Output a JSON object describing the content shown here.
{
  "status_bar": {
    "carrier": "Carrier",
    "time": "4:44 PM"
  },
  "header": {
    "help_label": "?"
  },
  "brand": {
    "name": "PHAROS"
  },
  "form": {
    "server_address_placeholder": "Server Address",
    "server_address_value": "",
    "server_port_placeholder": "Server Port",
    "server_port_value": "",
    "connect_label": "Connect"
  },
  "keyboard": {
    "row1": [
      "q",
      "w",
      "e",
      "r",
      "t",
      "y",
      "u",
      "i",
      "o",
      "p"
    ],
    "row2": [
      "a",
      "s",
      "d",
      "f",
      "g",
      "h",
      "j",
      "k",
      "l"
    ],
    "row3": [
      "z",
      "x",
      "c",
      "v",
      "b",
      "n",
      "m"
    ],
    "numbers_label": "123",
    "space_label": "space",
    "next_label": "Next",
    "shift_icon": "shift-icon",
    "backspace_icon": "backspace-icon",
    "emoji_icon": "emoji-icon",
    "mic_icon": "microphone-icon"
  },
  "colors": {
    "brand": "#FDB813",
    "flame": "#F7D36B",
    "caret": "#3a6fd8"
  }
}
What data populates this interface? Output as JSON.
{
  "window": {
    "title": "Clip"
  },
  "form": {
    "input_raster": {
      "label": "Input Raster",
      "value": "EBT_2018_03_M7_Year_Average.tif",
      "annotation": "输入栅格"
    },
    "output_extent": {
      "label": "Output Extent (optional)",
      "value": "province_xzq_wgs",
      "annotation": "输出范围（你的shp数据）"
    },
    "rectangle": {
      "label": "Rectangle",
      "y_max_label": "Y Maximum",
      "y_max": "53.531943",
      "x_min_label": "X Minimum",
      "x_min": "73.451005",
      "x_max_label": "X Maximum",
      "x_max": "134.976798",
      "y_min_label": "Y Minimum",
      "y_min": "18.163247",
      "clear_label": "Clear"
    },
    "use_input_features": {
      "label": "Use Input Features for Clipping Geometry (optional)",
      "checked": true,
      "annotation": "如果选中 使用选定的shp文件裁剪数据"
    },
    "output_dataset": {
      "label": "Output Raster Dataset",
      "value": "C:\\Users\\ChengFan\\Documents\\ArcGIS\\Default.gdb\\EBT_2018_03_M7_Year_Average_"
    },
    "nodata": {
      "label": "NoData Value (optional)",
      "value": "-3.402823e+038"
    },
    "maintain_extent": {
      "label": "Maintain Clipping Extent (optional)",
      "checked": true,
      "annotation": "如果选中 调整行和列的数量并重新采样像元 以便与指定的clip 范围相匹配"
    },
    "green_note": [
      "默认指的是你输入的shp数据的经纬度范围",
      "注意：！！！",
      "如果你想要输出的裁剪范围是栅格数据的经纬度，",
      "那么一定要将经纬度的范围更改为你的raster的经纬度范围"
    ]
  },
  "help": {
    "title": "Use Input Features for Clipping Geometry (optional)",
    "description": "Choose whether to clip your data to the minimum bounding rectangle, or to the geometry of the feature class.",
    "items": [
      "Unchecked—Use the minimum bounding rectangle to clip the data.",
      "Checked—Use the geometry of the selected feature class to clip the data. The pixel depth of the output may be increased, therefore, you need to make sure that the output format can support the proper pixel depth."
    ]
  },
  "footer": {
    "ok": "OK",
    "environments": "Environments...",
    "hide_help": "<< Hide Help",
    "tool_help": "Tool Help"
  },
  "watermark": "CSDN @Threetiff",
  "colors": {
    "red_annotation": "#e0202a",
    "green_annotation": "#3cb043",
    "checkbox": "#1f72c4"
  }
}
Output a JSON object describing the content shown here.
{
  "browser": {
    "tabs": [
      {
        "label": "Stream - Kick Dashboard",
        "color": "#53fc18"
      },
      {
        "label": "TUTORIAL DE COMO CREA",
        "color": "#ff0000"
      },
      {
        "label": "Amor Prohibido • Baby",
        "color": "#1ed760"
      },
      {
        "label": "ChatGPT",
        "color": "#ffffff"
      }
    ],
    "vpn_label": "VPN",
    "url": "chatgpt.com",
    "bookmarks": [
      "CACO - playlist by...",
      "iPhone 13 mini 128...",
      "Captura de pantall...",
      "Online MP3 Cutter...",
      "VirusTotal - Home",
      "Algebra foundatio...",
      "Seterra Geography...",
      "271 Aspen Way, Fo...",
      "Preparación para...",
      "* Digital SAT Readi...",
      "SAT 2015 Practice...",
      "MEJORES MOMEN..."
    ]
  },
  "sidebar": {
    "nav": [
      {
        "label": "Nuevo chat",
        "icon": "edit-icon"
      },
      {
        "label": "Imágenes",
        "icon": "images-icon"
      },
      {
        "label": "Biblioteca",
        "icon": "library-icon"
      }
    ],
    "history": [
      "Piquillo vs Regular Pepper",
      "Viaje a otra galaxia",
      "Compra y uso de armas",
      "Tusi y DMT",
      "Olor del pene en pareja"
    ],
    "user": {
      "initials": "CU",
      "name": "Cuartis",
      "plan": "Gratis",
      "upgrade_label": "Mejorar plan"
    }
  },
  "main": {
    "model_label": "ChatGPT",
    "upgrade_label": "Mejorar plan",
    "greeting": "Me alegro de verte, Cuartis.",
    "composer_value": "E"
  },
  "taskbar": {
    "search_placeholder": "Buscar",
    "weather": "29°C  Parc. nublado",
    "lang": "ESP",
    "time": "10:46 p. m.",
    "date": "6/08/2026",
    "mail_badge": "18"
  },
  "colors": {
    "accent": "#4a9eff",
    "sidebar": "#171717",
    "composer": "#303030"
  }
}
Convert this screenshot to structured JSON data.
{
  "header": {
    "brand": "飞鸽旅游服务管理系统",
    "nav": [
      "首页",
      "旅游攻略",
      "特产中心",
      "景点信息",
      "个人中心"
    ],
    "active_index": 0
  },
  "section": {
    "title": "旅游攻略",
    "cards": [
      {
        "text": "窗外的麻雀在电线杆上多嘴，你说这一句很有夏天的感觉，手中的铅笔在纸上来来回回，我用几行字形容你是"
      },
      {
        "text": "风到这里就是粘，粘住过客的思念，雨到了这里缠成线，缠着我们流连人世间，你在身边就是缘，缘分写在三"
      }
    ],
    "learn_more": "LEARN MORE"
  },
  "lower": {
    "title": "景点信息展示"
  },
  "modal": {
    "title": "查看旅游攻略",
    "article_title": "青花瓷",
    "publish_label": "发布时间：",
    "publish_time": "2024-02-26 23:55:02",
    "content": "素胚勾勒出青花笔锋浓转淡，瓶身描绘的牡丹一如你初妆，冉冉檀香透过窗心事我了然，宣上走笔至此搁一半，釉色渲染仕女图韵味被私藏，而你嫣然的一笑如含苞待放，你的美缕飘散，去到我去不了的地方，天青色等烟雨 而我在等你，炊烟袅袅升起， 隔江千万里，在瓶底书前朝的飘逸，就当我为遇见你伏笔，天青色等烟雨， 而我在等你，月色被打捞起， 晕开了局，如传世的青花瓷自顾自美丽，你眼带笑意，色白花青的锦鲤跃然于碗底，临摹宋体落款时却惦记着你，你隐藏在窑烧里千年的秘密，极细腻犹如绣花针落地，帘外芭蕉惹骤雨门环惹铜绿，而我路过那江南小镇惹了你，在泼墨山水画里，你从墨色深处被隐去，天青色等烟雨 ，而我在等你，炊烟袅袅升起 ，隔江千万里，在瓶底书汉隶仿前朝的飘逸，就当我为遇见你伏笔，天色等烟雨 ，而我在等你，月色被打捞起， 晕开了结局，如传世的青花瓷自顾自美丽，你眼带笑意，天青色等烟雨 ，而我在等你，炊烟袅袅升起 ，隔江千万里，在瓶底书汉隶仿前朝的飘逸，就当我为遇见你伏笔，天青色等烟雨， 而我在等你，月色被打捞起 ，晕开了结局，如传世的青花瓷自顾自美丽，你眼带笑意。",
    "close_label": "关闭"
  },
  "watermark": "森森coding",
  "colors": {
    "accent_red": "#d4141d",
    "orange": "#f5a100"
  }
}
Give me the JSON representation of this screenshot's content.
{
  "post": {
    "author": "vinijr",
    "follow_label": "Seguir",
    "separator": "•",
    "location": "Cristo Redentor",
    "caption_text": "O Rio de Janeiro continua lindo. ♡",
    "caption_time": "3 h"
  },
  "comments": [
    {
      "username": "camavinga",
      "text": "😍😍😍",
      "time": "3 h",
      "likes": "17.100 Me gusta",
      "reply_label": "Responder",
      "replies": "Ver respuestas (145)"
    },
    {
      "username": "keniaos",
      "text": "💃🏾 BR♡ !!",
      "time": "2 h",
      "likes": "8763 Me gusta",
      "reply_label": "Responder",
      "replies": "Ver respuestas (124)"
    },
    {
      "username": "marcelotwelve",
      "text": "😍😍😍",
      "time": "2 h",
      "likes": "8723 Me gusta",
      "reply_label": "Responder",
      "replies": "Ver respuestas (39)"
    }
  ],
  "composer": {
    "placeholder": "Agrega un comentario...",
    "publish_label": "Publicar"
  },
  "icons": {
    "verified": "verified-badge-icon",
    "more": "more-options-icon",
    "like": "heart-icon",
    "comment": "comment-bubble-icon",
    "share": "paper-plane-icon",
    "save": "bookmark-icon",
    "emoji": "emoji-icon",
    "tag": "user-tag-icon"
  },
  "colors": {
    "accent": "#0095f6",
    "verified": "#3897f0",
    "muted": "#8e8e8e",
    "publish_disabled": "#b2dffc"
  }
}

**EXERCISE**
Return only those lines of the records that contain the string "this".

**ANSWER SECTION**
What data populates this interface? Output as JSON.
Convert this screenshot to structured JSON data.
Give me the JSON representation of this screenshot's content.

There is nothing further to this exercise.